What Spirulina can do:
Giving Your Dog or Cat Spirulina
To avoid temporary but unpleasant digestive side effects when starting your pet(s) on a new spirulina supplementation regimen, begin by giving your pet a small amount once daily and gradually build up to the full dose. You should also always provide unrestricted access to fresh water. Spirulina can be very concentrated so a little goes a long way and you may want to add it only every other day to your pet’s food. Begin by add ¼ teaspoon of powdered spirulina per pound of food and follow the instructions on the package for other forms of supplementation. Be sure to consult with your veterinarian before adding spirulina to your pet’s diet.
For birds, spirulina promotes healthy feathers and beaks. Good for giving Bearded Dragon lizard’s more vibrant coloring when sprinkled on their meal.

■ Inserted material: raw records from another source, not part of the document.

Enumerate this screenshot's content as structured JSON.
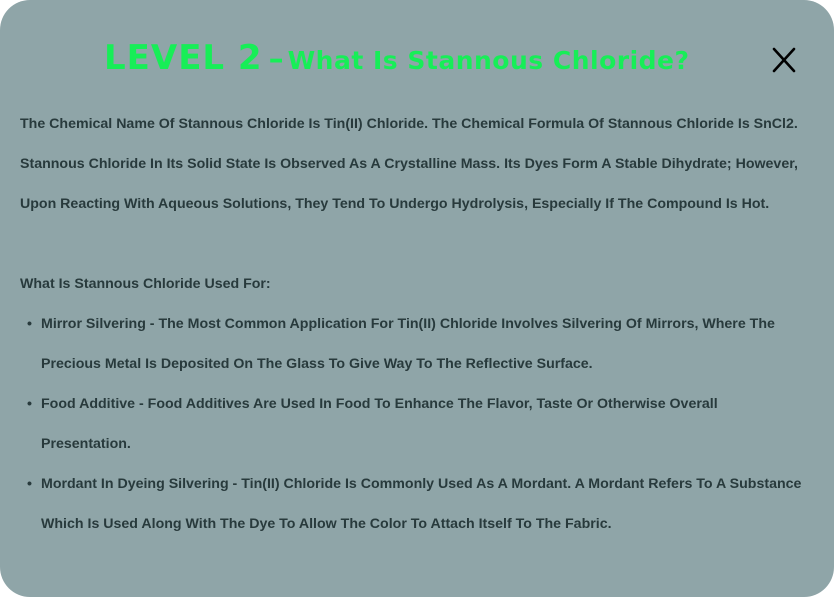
{
  "modal": {
    "title_level": "LEVEL 2",
    "title_separator": "–",
    "title_question": "What Is Stannous Chloride?",
    "close_icon": "close-icon",
    "intro": "The Chemical Name Of Stannous Chloride Is Tin(II) Chloride. The Chemical Formula Of Stannous Chloride Is SnCl2. Stannous Chloride In Its Solid State Is Observed As A Crystalline Mass. Its Dyes Form A Stable Dihydrate; However, Upon Reacting With Aqueous Solutions, They Tend To Undergo Hydrolysis, Especially If The Compound Is Hot.",
    "uses_heading": "What Is Stannous Chloride Used For:",
    "uses": [
      "Mirror Silvering - The Most Common Application For Tin(II) Chloride Involves Silvering Of Mirrors, Where The Precious Metal Is Deposited On The Glass To Give Way To The Reflective Surface.",
      "Food Additive - Food Additives Are Used In Food To Enhance The Flavor, Taste Or Otherwise Overall Presentation.",
      "Mordant In Dyeing Silvering - Tin(II) Chloride Is Commonly Used As A Mordant. A Mordant Refers To A Substance Which Is Used Along With The Dye To Allow The Color To Attach Itself To The Fabric."
    ]
  },
  "colors": {
    "panel_background": "#8fa5a8",
    "title_green": "#17ee57",
    "body_text": "#283a3c",
    "close_icon": "#000000"
  }
}
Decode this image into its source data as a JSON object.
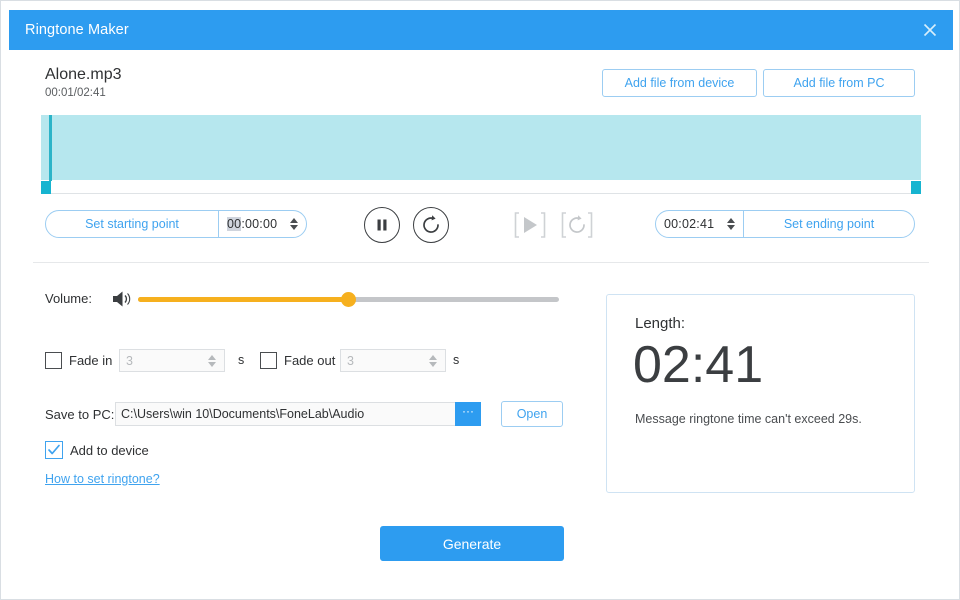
{
  "window": {
    "title": "Ringtone Maker",
    "close_icon": "close-icon"
  },
  "header": {
    "file_name": "Alone.mp3",
    "file_time": "00:01/02:41",
    "add_from_device_label": "Add file from device",
    "add_from_pc_label": "Add file from PC"
  },
  "waveform": {
    "region_color": "#b6e7ee",
    "handle_color": "#16b4d0",
    "playhead_color": "#2bb4c8"
  },
  "transport": {
    "set_starting_point_label": "Set starting point",
    "start_time_selected": "00",
    "start_time_rest": ":00:00",
    "end_time": "00:02:41",
    "set_ending_point_label": "Set ending point",
    "pause_icon": "pause-icon",
    "replay_icon": "replay-icon",
    "play_icon_disabled": "play-icon",
    "repeat_icon_disabled": "repeat-icon"
  },
  "volume": {
    "label": "Volume:",
    "icon": "speaker-icon",
    "value_percent": 50,
    "accent_color": "#f6b01e"
  },
  "fade": {
    "fade_in_label": "Fade in",
    "fade_in_value": "3",
    "fade_in_checked": false,
    "fade_out_label": "Fade out",
    "fade_out_value": "3",
    "fade_out_checked": false,
    "unit_1": "s",
    "unit_2": "s"
  },
  "save": {
    "label": "Save to PC:",
    "path": "C:\\Users\\win 10\\Documents\\FoneLab\\Audio",
    "browse_label": "···",
    "open_label": "Open",
    "add_to_device_label": "Add to device",
    "add_to_device_checked": true,
    "how_to_link": "How to set ringtone?"
  },
  "length": {
    "title": "Length:",
    "value": "02:41",
    "note": "Message ringtone time can't exceed 29s."
  },
  "footer": {
    "generate_label": "Generate"
  }
}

Spirulina’s distinctive color results from its high levels of chlorophyll and phycocyanin, which are the contributing factors of its cancer prevention qualities. When purchasing it for your pet, be certain to read the label, as you would for any nutritional supplement you are introducing to your pet. Be sure the product is organic and free from pesticides or artificial fertilizers.
I also speak from personal experience with using Spirulina. My first dog, in the picture was diagnosed with an aggressive form of intestinal cancer. It was inoperable as it was wrapped around her intestines. The vet told us she had 3 months to live before we had to help her cross the Rainbow bridge. We could only do our best to make sure she was comfortable, eating well and not in pain. We completely changed her diet after the diagnosis. She was fed only organic turkey or chicken grounded up with organic greens (a little bit of kale, romaine, dandelions) all mixed with Omega oils, Floressence Tea and Spirulina. She lived comfortably and pain free for another 9 months before we had to let her go. During that time her coat gleamed, her teeth was white and she didn’t have doggy breath that could peel paint off the wall. It broke our heart to say our final good bye to her 9 months later. But we counted our blessings that we had her for 6 more months then the initial diagnosis.
Recently our seven-year-old house rabbit was diagnosed with Encephalitozoon Cuniculi or E.C. This is a microscopic parasite that most rabbits are born with. E.C. happens when something unbalances a rabbit’s internal system. Within hours my bunny went from a lively, energetic loving bunny to a lethargic, head tilted bunny who was not eating, not drinking water and barely moving. Rabbits decline rapidly. Their internal system so fragile you can lose your rabbit within 24 hours. He was rushed to the emergency and then to our vet for daily monitoring. He was giving multiple drugs, his head tilt so bad he couldn’t even sit up on his own. It was heartbreaking to witness. I was syringe feeding him water and mashed food. I had read that horses had been given Spirulina to support their immunity and had eaten Spirulina to positive affect. I was desperate. I couldn’t bear to see my rabbit suffer, so I started to add a little bit of Spirulina to his food. I started small, a pinch and gradually moved it up to 1/8 tsp twice a day. Within 24 hours he appeared to have perked up, showed more interest in his hay and was eating treats from my hand. He is still not clear of E.C. but I’ve given him a better fighting chance combined with his meds. His vets think he’ll make a full recovery within 31 days.